In an October 1 letter to BCS Financial Corporation, which provides medical benefits for McDonald’s hourly employees, Sen. Jay Rockefeller (W.Va.), Chairman of the U.S. Senate Committee on Commerce, Science, and Transportation, has requested premium and claims information to clarify the fast food restaurant chain’s health care coverage, which reportedly will not meet the medical loss ratio requirements instituted by the Patient Protection and Affordable Care Act.
According to the letter, a recent memo from McDonald’s to the Department of Health and Human Services warned that the company would not be able to meet the new minimum loss ratio requirements. Reportedly, McDonald’s provides low level medical coverage, (also called a mini-med plan) for workers at 10,500 U.S. locations, most of them franchised. A single worker pays up to $14 a week for a plan that caps annual benefits at $2,000, or about $32 a week to get coverage up to $10,000 a year.
Citing a recent Wall Street Journal article, Mr. Rockefeller tells BCS, “Your company is apparently spending a significantly lower percentage of McDonald’s employees’ health care premiums on their medical care than the benchmarks established in ACA. If this is the case, McDonald’s hourly wage workers are setting aside portions of their paychecks for an insurance product that may not be providing them a good value.”
Mr. Rockefeller added, “In addition to spending an insufficient portion of their premium dollars on medical care, the products BCS is selling to McDonald’s employees are not likely to protect them against the costs of a major health care episode. The $2,000 maximum annual coverage you apparently offer in your McDonald’s 'Basic Plan' would not come close to covering the costs of hospital emergency services or the delivery of a child.”
Just a day earlier, HHS acknowledged that it was working on regulations to clarify the loss ratio requirements. According to Jay Angoff, director of HHS’s Office of Consumer Information and Insurance Oversight, “The issue of the applicability of the medical loss ratio requirements to plans such as mini-med plans has come up. HHS has not yet issued regulations implementing the medical loss ratio requirements because the Affordable Care Act tasks the National Association of Insurance Commissioners (NAIC) with first making recommendations to the Secretary.”

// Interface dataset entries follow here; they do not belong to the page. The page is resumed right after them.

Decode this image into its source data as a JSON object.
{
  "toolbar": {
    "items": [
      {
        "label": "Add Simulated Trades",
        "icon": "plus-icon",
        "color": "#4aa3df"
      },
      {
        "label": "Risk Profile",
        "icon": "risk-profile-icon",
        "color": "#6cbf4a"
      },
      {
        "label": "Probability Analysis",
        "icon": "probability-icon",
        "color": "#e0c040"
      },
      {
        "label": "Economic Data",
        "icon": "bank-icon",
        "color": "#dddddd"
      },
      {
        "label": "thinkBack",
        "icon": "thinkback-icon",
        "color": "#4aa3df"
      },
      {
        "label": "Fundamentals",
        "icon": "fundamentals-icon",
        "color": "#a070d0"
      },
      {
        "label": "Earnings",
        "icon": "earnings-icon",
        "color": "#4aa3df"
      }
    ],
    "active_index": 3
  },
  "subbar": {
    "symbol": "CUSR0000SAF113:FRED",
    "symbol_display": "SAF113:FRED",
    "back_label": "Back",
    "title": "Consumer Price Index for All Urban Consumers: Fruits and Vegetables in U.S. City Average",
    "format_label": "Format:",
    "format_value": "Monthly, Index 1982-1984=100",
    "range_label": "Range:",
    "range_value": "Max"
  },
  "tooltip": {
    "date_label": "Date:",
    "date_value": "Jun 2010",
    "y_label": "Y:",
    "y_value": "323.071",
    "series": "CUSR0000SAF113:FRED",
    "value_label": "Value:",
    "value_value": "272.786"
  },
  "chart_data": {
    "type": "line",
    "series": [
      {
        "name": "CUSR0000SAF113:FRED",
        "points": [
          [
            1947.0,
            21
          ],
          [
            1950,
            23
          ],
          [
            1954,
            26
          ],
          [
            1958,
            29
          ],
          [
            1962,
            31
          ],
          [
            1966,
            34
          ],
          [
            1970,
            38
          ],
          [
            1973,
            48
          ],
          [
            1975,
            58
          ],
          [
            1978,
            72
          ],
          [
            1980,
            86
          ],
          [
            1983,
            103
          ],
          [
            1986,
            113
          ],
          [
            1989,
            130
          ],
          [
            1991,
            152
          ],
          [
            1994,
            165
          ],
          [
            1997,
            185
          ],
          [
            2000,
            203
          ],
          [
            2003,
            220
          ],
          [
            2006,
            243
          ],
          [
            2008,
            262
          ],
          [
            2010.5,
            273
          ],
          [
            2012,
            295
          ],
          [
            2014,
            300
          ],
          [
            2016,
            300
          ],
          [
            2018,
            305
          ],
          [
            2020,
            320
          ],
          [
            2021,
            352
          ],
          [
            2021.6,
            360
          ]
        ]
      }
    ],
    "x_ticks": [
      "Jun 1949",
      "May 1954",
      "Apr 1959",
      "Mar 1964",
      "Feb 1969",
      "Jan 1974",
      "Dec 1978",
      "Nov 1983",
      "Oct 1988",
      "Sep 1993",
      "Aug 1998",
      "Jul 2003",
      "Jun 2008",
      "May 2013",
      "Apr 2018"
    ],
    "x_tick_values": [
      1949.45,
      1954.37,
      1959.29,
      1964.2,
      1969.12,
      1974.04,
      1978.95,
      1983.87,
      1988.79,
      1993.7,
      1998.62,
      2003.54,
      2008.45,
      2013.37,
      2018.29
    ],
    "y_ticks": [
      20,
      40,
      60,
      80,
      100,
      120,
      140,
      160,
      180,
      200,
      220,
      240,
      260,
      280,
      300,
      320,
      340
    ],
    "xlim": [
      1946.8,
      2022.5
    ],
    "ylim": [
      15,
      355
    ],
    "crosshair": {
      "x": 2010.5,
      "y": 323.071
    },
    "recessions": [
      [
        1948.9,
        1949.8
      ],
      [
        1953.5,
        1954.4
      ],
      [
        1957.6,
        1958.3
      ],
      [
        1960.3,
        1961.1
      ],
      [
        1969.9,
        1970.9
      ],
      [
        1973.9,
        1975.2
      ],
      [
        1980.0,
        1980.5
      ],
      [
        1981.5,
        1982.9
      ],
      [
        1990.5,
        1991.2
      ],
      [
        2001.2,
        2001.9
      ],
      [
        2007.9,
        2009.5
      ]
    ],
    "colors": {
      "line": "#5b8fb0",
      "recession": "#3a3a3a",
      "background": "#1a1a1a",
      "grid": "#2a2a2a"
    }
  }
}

“Although the NAIC is close to completing its work, Mr." Angoff said, “we understand that some employers must soon make decisions regarding coverage options for 2011. As such, we fully intend to exercise [HHS Secretary Kathleen Sebelius'] discretion under the new law to address the special circumstances of mini-med plans in the medical loss ratio calculations. According to the Affordable Care Act, medical loss ratio 'methodologies shall be designed to take into account the special circumstance of smaller plans, different types of plans, and newer plans.' We recognize that mini-med plans are often characterized by a relatively high expense structure relative to the lower premiums charged for these types of policies. We intend to address these and other special circumstances in forthcoming regulations.”
Among the items Mr. Rockefeller requested from BCS by October 15 were the following:
1. the health insurance products BCS currently offers for sale to McDonald’s employees;
2. copies of all materials and communications McDonald’s employees receive in connection to the marketing or purchase of BCS health insurance products;.
3. the number of McDonald’s employees who currently are covered by BCS health insurance products.
4. the business arrangement under which McDonald’s allows BCS to sell health insurance products to McDonald’s employees;
5. for each of the last five calendar years, provide the following information regarding McDonald’s employees covered by BCS plans:
• the amount of premiums employees paid for coverage;
• the amount of all medical claims;
• the number employees who were covered at the end of each calendar year;
• the number employees who made payment claims for health services;
• the number employees coverdd who reached the products’ annual spending limits; and
• the average time period employees were covered before ending the coverage.
HHS already has initiated a waiver process for mini-med plans in regard to the minimum annual limit provision. According to Mr. Angoff, “HHS has approved dozens of these waiver requests, most often filed by so-called 'mini-med' plans, and in doing so, has ensured the continuation of health coverage for workers and their families. Complete waiver applications were generally processed in 48 hours.”
More information on health reform and loss ratio requirements is available here.